To be fair, it isn’t clear how much politicians can do to control a fast-moving crisis like the riots that roiled Ferguson.
Former Missouri Gov. Bob Holden — like Nixon, a Democrat — declined to criticize the state’s response.
But he said all politicians can do a better job reaching out to affected communities before violence strikes.
“We all share some responsibility,” Holden said. “The real disconnect, and the African-American community has some responsibility here, is that disconnect between citizens and their elected officials, period.”
Some outsiders said Nixon’s response, and the state’s, was the best that might be expected in a complicated, unique situation.
Yet there is some evidence that politicians can defuse potentially violent confrontations, through a combination of appropriate rhetoric and community credibility.
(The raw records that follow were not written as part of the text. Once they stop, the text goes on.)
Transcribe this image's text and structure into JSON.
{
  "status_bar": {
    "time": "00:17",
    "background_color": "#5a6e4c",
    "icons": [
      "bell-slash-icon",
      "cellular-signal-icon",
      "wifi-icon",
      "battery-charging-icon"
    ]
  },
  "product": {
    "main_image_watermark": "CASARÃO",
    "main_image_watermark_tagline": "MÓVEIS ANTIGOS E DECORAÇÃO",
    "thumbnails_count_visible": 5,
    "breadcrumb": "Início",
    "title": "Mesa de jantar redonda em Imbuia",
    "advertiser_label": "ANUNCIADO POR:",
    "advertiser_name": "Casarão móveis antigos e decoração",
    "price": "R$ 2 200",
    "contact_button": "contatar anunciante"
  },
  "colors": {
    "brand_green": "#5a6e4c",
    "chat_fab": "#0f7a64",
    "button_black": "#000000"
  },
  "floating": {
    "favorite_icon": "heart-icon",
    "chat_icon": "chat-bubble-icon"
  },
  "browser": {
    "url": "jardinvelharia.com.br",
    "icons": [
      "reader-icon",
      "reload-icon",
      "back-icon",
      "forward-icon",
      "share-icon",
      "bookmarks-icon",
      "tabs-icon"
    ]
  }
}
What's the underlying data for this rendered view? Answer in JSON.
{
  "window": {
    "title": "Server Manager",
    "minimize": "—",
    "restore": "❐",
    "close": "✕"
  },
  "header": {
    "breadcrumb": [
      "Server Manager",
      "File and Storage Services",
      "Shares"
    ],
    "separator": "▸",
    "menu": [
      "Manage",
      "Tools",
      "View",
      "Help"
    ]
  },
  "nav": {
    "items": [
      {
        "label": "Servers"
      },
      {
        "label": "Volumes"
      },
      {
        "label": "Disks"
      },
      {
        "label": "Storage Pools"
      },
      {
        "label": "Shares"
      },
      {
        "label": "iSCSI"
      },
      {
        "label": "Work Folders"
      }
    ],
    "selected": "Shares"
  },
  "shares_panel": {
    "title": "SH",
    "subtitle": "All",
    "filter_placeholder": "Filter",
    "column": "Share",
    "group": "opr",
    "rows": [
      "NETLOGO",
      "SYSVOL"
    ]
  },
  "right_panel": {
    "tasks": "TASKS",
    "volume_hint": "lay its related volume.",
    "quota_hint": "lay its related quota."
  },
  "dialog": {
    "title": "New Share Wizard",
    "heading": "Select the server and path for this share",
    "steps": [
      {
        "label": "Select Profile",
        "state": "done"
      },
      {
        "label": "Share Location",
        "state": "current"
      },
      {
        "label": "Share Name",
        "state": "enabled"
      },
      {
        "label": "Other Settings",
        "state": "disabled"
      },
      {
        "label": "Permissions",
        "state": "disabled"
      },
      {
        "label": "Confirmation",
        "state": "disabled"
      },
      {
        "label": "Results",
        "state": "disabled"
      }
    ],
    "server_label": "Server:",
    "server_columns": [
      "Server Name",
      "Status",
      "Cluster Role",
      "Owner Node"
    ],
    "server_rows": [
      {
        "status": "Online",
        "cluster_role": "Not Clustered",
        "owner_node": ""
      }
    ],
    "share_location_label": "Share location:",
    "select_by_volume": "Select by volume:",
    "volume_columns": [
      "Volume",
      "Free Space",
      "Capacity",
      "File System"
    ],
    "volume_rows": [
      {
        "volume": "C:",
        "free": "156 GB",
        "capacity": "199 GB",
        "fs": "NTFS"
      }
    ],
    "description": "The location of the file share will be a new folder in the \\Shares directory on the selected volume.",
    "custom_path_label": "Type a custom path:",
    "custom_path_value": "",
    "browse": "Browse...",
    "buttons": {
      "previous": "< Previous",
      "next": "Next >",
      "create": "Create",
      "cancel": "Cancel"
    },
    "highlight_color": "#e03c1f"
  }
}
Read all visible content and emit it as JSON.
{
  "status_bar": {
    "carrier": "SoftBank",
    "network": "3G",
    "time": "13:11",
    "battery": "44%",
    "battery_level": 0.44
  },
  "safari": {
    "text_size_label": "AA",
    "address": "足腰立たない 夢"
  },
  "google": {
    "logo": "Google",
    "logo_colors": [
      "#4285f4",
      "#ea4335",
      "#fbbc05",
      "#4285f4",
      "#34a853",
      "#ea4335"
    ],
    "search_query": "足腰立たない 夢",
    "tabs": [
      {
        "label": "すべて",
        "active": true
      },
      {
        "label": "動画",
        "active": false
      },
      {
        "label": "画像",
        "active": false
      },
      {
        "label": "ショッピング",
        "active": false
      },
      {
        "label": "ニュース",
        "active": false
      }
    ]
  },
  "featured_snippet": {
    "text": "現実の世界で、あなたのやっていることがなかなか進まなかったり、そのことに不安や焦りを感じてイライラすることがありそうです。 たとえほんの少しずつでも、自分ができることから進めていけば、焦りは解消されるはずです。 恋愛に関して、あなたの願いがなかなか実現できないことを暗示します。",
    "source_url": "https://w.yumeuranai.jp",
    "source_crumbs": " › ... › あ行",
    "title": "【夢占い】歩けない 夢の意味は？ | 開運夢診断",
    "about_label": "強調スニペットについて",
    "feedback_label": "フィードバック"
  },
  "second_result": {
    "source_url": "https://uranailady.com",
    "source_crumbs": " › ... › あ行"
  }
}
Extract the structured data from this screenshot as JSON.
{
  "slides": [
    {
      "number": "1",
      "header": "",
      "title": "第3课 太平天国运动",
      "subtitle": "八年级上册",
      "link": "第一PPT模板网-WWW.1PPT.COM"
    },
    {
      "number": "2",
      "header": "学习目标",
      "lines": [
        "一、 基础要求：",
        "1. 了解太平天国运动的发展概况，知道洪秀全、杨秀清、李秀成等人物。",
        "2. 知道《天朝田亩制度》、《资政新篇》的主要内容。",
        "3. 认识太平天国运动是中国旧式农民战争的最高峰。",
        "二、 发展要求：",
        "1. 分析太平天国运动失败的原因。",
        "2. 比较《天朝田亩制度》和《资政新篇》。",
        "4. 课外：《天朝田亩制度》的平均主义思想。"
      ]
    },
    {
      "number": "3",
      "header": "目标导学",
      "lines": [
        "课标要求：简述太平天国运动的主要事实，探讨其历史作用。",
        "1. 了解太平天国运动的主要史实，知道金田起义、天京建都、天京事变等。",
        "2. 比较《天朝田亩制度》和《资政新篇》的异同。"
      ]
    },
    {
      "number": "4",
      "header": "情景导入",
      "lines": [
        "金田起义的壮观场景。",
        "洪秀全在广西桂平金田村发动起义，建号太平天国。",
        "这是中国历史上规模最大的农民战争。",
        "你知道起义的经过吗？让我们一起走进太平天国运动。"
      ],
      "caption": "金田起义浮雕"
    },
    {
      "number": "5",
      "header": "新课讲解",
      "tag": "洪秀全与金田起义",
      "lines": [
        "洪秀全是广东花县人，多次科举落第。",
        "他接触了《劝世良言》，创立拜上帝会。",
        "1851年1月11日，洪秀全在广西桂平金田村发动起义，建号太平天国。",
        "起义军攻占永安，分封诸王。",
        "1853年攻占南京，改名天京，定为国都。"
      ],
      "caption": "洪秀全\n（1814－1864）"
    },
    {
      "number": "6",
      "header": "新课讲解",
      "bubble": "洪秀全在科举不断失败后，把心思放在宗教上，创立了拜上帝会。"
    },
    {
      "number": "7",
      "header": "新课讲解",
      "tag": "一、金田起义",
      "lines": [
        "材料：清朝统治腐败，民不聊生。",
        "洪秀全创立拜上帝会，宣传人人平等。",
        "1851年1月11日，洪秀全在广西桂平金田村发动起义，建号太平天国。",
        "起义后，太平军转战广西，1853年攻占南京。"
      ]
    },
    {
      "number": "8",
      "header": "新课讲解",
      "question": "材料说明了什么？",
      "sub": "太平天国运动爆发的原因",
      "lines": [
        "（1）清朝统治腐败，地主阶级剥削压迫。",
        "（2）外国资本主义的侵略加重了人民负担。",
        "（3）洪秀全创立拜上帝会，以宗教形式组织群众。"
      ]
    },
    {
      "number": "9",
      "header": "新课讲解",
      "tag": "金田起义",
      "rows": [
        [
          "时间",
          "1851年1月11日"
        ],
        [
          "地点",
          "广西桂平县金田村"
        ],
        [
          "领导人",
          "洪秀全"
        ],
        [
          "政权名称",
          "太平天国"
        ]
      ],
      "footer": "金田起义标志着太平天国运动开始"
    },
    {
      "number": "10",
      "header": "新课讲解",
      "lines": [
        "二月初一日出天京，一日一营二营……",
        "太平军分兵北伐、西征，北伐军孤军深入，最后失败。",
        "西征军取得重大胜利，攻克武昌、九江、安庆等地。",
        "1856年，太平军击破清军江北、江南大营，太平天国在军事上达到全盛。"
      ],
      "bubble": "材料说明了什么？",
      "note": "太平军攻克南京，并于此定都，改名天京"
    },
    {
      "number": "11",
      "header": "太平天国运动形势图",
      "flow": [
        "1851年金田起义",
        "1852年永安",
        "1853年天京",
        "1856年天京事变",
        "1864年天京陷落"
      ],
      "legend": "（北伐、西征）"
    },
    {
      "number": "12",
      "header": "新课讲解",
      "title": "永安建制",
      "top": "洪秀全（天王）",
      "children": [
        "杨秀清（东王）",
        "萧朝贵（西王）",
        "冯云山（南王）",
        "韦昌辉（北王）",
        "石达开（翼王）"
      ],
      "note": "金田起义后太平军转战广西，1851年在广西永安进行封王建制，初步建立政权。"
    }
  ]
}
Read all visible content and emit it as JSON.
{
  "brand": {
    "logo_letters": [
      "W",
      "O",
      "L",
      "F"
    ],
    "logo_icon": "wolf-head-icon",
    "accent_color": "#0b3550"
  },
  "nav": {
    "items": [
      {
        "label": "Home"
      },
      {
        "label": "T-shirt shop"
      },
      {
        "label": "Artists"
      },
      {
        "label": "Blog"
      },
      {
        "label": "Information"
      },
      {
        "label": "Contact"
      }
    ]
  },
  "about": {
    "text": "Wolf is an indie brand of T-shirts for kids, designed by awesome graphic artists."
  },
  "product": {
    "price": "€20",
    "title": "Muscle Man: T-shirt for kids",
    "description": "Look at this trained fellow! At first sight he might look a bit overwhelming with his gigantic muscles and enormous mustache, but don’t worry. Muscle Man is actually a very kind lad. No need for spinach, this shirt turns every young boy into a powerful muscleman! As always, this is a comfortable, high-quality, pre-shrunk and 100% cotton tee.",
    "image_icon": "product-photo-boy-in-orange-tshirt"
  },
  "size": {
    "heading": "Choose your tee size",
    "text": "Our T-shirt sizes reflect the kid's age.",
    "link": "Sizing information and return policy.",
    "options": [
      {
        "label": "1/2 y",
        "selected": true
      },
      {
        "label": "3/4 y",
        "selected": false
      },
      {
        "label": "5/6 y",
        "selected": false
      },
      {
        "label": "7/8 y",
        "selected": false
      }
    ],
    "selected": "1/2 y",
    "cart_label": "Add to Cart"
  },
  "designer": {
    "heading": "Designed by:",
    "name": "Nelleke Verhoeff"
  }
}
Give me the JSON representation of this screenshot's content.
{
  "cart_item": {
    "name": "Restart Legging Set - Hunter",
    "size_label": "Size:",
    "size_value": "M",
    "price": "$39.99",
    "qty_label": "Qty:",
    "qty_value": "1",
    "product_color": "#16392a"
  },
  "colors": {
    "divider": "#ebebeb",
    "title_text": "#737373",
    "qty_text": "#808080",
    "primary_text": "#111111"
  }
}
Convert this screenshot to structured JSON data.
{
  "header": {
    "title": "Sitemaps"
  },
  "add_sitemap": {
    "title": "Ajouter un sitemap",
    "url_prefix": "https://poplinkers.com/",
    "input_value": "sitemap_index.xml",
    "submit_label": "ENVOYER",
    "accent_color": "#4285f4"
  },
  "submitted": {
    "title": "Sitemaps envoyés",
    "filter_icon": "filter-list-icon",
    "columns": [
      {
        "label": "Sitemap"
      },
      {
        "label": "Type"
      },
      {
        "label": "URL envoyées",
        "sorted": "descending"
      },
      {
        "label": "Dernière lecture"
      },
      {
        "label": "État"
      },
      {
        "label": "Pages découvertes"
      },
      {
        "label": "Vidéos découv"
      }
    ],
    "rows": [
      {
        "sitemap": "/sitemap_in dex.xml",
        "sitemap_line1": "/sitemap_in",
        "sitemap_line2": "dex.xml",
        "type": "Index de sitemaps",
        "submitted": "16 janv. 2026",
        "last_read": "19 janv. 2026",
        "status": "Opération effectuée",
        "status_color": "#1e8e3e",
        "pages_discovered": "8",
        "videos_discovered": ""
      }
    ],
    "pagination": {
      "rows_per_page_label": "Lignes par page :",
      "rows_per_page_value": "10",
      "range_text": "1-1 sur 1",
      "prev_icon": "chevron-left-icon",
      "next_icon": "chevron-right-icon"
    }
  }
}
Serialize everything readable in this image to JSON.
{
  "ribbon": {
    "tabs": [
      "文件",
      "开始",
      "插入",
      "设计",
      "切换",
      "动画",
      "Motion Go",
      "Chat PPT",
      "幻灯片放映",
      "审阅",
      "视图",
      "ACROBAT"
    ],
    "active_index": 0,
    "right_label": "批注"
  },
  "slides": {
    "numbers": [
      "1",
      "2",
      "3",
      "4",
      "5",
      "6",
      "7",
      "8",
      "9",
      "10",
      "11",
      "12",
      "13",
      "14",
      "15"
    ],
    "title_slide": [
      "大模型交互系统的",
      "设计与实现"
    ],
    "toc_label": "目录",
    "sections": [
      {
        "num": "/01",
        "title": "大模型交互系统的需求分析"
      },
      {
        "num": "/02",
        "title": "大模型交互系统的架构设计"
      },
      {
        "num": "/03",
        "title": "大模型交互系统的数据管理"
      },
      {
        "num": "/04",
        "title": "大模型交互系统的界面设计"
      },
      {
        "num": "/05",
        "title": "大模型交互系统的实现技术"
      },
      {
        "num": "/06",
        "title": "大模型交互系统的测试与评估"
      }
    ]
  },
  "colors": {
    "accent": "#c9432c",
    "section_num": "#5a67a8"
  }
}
In 1992, Kansas Citians held a rally following the acquittal of police officers in the Los Angeles beating of Rodney King. At one point, a young African-American speaker suggested protesting the verdict on the Country Club Plaza.
Then-Mayor Cleaver was quick to respond.
“We aren’t going to the Plaza,” he told the crowd. “We aren’t going anywhere talking about violence … The people dying in Los Angeles are not white folks. They are African-American. Let’s not be stupid.”
The city largely escaped the violence that plagued other urban areas, and many observers credited Cleaver for his calming influence at the rally.
Today, he credits good fortune for that response.
“Anything that you do successfully is probably by error,” Cleaver said on MSNBC this week.
“There is no book written on what you do or what you say. I think we put enormous pressure on anyone if we create the atmosphere that if this person comes to town everything is going to be OK.”